Emily Dickinson lived as a recluse in Amherst, Massachusetts, dedicating herself to writing a "letter to the world"--the 1,775 poems left unpublished at her death in 1886. Today, Dickinson stands in the front rank of American poets. This enthralling collection includes more than four hundred poems that were published between Dickinson's death and 1900. They express her concepts of life and death, of love and nature, and of what Henry James called "the landscape of the soul." And as Billy Collins suggests in his Introduction, "In the age of the workshop, the reading, the poetry conference and festival, Dickinson reminds us of the deeply private nature of literary art."
About the Author
Emily Dickinson (1830 1886), American poet; widely considered one of the greatest poets in American literature.
Billy Collins is the author of a dozen books of poetry and was called America's most popular poet by the New York Times. He served as U. S. Poet Laureate 2001-2003, and the New York Public Library named him a Literary Lion. This is his first book designed for children.

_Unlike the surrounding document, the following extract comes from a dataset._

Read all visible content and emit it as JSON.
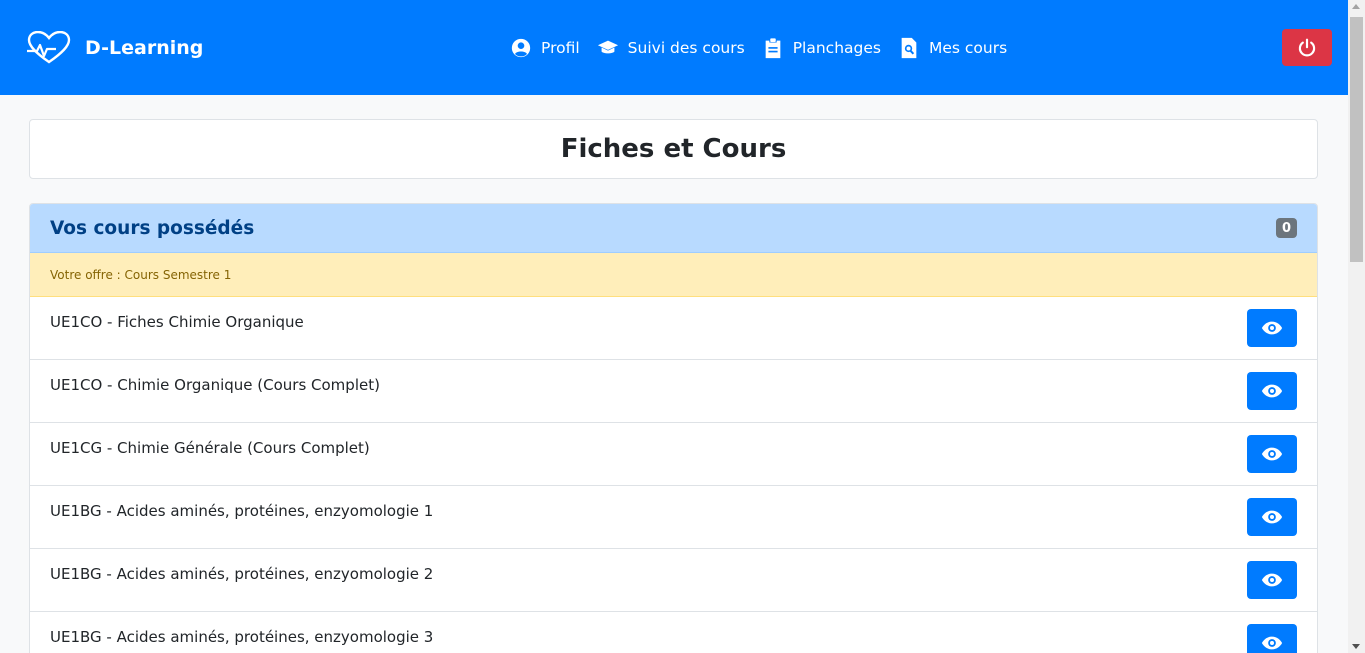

"No one can read these poems...without perceiving that he is not so much reading as being spoken to."